[Opening Data for this task section]

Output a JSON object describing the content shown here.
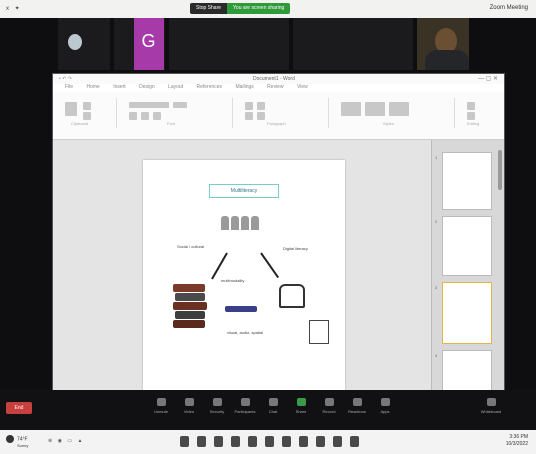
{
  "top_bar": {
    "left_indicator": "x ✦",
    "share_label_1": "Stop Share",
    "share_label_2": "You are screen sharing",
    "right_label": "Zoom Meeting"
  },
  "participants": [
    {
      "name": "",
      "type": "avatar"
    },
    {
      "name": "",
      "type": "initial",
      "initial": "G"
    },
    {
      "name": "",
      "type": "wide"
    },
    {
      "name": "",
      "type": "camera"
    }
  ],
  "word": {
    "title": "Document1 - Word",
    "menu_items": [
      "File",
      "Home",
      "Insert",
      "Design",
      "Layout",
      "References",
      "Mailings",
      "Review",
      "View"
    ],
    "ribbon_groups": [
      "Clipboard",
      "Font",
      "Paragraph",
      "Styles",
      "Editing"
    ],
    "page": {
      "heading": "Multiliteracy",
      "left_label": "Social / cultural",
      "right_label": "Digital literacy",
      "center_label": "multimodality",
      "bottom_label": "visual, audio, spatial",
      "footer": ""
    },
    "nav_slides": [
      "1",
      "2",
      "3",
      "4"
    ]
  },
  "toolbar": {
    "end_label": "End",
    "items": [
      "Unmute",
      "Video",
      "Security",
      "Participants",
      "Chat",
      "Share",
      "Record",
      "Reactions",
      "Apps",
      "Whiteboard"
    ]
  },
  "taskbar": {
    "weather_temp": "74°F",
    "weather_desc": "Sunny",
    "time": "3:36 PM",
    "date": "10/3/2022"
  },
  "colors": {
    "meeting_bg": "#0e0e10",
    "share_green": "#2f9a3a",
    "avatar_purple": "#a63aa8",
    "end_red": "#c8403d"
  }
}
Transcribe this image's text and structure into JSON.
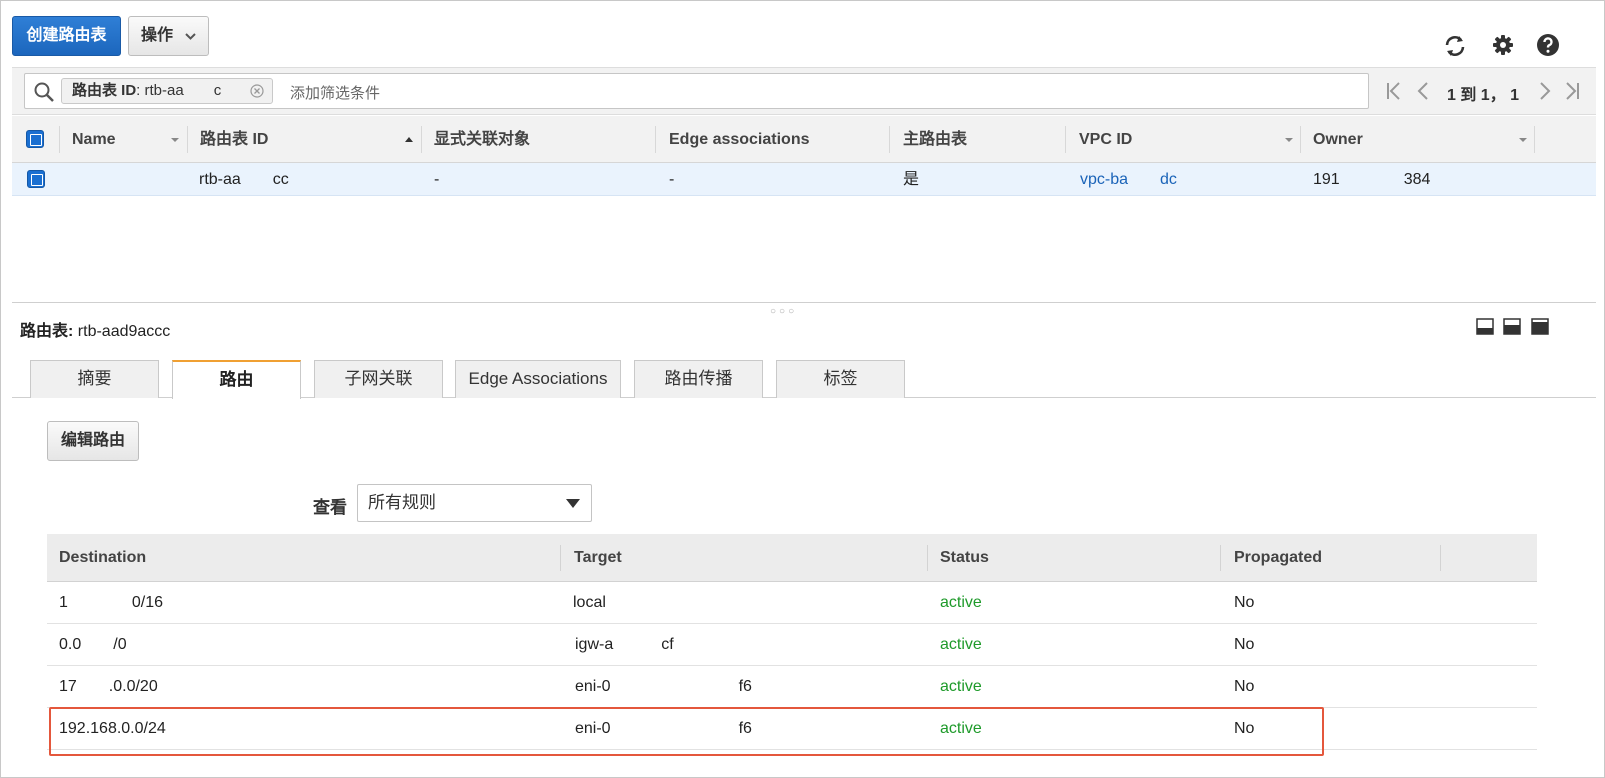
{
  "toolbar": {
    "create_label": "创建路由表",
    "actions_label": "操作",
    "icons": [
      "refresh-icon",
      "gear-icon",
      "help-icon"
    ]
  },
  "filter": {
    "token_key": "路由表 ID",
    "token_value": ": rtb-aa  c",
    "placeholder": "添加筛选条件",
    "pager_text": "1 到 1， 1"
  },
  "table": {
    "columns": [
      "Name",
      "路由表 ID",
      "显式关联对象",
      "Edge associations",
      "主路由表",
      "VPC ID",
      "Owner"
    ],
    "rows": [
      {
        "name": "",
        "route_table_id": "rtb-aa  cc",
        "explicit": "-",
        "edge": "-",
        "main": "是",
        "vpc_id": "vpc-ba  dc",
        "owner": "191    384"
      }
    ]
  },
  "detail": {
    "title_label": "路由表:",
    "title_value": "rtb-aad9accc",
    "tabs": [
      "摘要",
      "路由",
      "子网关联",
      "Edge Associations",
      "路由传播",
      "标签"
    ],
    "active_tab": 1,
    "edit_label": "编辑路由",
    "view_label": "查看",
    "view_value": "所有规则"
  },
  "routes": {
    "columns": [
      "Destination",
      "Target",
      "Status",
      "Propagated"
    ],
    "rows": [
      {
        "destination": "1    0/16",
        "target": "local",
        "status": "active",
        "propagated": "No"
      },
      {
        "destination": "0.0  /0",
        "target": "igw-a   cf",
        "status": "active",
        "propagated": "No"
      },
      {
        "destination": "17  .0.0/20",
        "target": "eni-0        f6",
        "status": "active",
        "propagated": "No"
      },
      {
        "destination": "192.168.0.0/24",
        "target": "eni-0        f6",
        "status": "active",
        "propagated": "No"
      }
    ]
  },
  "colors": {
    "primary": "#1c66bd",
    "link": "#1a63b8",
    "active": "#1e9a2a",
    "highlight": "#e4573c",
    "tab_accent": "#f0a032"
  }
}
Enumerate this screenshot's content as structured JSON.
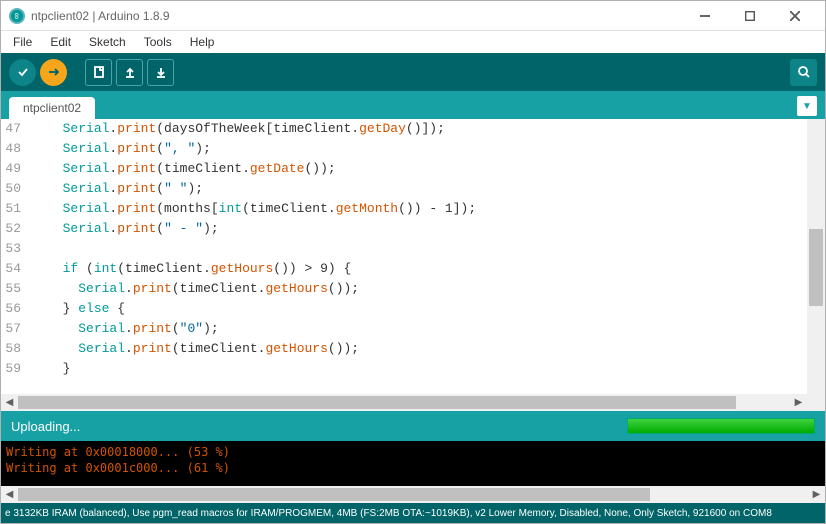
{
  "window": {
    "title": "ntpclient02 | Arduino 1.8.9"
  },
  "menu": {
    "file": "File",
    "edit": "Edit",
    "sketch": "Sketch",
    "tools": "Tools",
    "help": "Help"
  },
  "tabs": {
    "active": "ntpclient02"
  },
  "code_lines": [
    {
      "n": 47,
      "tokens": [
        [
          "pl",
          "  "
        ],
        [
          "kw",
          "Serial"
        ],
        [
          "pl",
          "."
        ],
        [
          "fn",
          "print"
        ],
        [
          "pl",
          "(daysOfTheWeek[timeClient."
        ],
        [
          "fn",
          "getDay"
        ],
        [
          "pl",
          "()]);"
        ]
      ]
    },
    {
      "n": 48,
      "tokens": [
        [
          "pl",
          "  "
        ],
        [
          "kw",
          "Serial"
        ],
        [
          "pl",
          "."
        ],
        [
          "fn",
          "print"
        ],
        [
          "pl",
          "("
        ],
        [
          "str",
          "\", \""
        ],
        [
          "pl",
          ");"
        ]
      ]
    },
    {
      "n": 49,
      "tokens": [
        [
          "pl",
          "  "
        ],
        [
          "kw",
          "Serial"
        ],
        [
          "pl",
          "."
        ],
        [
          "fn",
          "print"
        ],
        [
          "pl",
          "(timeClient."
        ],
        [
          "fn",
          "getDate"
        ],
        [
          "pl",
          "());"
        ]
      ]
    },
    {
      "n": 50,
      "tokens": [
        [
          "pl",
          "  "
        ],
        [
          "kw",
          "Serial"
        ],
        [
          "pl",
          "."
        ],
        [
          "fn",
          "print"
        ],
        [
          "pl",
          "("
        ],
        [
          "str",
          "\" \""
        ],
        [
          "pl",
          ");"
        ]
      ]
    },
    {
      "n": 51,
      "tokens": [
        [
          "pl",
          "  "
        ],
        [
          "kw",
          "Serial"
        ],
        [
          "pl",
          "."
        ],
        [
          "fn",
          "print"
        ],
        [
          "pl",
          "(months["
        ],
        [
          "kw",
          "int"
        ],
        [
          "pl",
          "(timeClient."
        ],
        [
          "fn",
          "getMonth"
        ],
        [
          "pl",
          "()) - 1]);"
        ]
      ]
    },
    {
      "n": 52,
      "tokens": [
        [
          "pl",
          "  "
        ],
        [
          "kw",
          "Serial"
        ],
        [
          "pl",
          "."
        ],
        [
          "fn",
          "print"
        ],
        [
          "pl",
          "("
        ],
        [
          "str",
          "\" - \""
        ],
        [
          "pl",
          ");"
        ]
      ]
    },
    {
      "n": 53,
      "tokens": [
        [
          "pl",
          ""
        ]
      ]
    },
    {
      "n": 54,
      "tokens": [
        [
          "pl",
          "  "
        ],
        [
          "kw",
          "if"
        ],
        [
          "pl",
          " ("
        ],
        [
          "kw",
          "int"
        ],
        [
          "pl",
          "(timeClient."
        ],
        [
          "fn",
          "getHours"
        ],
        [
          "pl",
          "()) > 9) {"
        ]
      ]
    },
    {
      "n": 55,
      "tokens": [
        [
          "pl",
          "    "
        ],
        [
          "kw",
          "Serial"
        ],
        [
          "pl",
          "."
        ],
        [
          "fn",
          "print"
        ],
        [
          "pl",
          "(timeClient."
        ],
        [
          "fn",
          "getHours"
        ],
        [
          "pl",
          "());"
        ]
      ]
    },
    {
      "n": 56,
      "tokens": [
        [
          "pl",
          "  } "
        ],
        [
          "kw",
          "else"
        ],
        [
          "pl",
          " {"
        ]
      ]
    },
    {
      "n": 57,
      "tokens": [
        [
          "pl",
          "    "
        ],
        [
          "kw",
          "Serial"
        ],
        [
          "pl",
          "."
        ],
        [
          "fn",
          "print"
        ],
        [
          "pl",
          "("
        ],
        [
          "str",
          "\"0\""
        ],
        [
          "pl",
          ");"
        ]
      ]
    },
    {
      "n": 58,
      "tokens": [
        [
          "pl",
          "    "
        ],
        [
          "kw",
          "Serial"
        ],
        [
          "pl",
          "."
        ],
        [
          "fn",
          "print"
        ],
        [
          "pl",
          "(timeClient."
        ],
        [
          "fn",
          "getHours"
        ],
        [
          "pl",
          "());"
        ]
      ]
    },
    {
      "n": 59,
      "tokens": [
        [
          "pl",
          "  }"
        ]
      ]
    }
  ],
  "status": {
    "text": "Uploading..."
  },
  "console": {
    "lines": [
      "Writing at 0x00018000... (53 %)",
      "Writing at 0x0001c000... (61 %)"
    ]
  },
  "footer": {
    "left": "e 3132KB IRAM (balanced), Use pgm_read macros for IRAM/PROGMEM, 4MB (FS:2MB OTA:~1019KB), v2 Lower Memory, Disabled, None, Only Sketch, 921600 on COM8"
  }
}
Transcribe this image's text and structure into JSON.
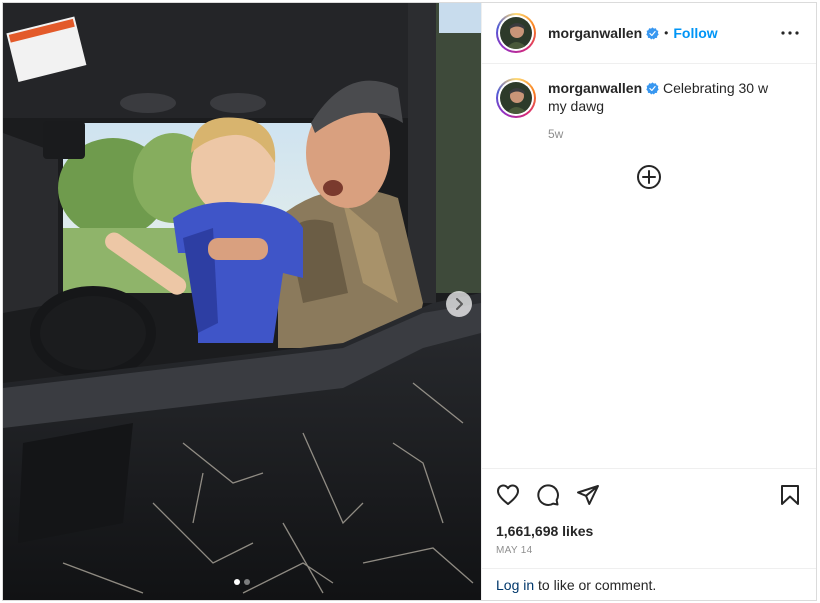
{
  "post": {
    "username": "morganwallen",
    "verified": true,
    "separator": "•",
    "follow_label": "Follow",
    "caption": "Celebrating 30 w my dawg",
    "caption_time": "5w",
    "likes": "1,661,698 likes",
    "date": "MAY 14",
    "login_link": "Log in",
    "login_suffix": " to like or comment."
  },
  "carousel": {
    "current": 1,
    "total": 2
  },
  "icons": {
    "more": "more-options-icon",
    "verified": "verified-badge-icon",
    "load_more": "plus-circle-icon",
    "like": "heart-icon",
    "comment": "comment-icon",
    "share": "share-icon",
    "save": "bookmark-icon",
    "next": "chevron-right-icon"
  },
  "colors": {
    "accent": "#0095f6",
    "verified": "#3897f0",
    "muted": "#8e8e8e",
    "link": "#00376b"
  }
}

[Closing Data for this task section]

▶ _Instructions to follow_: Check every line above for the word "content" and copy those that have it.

▶ _Solution below_:
Output a JSON object describing the content shown here.
Enumerate this screenshot's content as structured JSON.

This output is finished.